DIRECTIONS: Below are entries. Pull out all lines containing "neon".

SUPPLIED DATA:

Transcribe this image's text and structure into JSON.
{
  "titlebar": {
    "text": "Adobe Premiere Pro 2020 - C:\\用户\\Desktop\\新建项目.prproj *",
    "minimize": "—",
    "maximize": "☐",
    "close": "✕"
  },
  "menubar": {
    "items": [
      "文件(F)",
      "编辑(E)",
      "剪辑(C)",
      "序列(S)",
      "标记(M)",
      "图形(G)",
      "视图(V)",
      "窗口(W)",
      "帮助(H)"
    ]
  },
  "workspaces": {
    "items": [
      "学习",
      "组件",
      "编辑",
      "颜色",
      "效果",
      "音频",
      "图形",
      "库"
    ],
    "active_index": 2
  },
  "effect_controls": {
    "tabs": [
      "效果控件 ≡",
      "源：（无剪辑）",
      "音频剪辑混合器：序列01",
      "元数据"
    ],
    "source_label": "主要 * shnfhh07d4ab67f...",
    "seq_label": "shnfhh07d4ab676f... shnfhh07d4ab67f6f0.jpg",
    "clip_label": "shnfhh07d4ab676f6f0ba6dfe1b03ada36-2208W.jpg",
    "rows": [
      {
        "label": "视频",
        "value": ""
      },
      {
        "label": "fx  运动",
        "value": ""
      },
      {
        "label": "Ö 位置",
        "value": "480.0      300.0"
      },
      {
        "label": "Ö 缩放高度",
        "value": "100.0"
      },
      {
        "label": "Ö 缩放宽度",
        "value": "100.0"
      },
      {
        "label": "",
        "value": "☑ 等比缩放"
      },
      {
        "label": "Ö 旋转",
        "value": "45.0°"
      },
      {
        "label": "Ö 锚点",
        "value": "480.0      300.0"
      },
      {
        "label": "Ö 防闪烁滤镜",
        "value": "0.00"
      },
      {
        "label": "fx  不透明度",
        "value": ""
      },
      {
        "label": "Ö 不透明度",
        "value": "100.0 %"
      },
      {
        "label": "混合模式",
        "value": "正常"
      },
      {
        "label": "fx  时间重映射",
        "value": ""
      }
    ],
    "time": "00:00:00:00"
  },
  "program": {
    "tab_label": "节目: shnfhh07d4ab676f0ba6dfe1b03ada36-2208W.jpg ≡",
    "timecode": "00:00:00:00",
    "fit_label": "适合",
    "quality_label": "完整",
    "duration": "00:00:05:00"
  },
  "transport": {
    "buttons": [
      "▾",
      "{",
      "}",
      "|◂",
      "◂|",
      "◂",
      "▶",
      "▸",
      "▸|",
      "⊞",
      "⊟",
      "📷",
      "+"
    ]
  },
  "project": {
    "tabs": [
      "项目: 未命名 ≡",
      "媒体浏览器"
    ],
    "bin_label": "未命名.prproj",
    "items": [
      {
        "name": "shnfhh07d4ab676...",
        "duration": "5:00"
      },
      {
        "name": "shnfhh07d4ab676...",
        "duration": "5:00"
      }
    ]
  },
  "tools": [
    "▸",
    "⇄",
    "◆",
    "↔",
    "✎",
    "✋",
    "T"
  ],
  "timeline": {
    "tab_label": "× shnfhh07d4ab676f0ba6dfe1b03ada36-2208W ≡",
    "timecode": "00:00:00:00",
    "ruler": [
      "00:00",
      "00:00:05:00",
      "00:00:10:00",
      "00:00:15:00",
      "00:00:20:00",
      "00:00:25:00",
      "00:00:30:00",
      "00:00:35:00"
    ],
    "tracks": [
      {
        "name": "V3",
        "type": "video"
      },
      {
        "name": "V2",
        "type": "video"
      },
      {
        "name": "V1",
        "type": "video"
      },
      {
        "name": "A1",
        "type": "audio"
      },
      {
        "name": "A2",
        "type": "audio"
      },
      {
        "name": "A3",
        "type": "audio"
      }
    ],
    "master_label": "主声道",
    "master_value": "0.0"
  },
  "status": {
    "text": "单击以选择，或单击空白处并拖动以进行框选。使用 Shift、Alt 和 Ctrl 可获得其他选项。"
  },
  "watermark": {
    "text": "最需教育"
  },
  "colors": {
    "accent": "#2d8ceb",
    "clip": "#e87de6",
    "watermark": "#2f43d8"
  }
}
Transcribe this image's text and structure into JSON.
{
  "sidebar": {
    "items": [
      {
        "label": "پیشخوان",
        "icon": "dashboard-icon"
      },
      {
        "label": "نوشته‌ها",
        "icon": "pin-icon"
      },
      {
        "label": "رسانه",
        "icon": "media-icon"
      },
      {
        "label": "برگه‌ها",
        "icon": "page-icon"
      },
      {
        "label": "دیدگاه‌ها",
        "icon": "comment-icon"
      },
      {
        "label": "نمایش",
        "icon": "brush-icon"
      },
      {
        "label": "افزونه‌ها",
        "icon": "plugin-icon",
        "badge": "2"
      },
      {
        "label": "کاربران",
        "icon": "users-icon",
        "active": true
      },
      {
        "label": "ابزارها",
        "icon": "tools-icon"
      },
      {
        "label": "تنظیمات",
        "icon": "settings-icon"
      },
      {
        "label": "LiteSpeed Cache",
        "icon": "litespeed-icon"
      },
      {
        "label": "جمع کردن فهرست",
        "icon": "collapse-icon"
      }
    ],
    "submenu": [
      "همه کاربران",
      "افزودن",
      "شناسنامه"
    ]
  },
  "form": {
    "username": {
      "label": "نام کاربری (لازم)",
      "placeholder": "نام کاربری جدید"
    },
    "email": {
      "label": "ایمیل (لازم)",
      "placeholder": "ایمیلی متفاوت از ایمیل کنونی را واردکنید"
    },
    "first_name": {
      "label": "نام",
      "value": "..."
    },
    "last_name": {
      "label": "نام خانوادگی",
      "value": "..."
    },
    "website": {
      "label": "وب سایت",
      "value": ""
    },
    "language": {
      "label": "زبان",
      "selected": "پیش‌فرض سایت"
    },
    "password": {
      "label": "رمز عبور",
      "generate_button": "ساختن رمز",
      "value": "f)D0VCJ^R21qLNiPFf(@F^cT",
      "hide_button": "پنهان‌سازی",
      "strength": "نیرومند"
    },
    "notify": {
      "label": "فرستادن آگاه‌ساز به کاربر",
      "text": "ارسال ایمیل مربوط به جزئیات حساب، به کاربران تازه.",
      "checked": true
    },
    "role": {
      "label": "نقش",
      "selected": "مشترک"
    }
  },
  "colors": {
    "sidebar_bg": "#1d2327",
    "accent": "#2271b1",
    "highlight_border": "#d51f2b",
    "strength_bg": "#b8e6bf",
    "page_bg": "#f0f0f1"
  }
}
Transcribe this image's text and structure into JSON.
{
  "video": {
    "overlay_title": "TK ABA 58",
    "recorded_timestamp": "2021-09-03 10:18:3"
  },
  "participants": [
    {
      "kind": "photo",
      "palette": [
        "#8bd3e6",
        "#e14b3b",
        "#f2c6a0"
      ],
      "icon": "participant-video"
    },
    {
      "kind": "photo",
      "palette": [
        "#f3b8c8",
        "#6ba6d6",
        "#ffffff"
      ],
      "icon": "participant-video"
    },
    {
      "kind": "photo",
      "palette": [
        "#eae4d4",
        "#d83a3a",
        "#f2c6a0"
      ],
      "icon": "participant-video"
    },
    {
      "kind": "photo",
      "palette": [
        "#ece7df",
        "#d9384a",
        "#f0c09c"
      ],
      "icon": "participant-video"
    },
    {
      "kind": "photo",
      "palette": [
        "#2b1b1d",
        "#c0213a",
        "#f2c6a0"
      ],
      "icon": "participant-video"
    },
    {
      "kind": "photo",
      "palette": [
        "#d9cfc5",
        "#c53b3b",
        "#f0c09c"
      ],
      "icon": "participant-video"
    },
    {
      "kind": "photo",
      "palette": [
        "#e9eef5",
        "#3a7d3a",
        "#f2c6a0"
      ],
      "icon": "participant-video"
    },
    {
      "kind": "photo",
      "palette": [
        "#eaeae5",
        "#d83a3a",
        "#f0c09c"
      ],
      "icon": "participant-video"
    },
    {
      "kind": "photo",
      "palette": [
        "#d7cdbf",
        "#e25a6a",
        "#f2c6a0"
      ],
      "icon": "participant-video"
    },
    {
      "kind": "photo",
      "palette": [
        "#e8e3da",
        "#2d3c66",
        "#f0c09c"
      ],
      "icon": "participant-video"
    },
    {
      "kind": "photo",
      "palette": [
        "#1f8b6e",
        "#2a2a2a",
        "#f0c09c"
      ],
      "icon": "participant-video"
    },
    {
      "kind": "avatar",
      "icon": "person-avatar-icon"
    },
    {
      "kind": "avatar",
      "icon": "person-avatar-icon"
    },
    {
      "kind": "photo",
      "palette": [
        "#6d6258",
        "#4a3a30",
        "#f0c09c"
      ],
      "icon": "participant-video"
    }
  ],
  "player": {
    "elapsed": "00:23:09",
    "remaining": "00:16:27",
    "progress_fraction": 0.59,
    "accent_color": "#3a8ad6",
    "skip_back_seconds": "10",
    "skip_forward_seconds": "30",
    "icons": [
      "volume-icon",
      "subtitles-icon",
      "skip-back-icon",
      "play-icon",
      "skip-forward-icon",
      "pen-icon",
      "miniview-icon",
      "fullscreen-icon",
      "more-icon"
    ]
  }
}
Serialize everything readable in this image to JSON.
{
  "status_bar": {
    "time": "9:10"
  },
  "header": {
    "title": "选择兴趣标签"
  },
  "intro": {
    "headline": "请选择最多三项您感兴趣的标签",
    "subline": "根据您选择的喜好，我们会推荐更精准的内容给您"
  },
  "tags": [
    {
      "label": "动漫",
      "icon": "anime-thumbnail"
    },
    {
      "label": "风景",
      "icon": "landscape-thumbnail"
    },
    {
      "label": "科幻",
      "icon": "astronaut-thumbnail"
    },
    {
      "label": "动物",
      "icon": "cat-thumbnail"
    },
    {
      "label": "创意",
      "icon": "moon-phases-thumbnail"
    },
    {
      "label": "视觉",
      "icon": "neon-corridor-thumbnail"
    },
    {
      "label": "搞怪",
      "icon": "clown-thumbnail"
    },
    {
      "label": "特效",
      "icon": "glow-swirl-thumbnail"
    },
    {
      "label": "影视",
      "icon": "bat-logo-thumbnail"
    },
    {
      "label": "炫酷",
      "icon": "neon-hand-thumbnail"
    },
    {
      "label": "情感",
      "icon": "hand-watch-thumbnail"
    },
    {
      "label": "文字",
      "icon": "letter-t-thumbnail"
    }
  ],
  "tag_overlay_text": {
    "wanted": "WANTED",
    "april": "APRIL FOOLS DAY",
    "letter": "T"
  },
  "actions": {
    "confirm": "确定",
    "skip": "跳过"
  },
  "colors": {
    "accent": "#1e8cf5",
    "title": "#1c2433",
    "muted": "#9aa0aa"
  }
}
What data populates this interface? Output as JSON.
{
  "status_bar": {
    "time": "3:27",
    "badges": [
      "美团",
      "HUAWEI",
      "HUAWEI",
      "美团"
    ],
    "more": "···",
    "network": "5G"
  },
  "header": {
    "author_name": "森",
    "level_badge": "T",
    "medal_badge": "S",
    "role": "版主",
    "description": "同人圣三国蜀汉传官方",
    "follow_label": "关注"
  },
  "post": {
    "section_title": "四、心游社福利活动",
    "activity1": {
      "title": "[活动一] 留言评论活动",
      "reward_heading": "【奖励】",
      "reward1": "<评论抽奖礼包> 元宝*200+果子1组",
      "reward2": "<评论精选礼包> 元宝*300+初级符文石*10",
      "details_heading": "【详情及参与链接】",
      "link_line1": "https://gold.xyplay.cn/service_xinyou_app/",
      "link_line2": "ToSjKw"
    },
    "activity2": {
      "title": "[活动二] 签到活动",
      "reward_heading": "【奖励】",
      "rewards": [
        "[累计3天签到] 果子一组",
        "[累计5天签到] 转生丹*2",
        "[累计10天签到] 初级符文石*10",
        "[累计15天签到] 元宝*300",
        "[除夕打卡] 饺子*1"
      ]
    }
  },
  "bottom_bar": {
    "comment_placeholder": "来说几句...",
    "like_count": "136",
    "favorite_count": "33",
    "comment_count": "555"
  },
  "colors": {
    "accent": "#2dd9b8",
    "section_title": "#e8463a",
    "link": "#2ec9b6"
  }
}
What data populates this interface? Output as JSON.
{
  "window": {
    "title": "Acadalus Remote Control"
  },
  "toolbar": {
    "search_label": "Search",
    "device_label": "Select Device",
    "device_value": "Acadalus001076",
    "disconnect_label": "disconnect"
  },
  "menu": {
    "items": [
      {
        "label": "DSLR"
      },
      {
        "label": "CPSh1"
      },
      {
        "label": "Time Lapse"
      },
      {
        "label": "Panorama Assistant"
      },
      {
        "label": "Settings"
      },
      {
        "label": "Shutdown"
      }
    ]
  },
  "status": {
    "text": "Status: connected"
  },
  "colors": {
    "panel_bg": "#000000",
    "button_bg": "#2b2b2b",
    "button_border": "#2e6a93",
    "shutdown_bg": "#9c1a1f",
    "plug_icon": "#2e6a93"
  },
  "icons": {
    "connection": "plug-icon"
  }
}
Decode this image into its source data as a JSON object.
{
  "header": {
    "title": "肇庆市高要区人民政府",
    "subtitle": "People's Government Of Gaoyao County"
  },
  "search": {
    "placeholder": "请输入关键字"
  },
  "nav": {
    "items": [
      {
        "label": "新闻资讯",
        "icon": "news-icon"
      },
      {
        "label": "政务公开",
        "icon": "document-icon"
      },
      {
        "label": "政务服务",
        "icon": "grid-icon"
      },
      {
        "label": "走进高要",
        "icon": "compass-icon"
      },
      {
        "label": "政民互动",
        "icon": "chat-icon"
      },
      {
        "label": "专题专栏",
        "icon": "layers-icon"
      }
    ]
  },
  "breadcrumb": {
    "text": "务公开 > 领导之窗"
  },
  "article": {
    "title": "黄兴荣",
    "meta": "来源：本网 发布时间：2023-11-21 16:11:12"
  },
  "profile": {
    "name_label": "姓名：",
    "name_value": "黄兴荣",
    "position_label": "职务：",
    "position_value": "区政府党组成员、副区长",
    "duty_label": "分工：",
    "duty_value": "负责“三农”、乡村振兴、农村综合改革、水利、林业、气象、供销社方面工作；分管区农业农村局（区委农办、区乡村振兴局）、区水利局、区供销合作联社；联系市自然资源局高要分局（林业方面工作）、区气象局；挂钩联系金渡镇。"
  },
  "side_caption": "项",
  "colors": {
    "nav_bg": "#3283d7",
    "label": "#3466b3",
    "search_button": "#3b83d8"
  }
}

RESULT FOR THIS TASK:
      "icon": "neon-corridor-thumbnail"
      "icon": "neon-hand-thumbnail"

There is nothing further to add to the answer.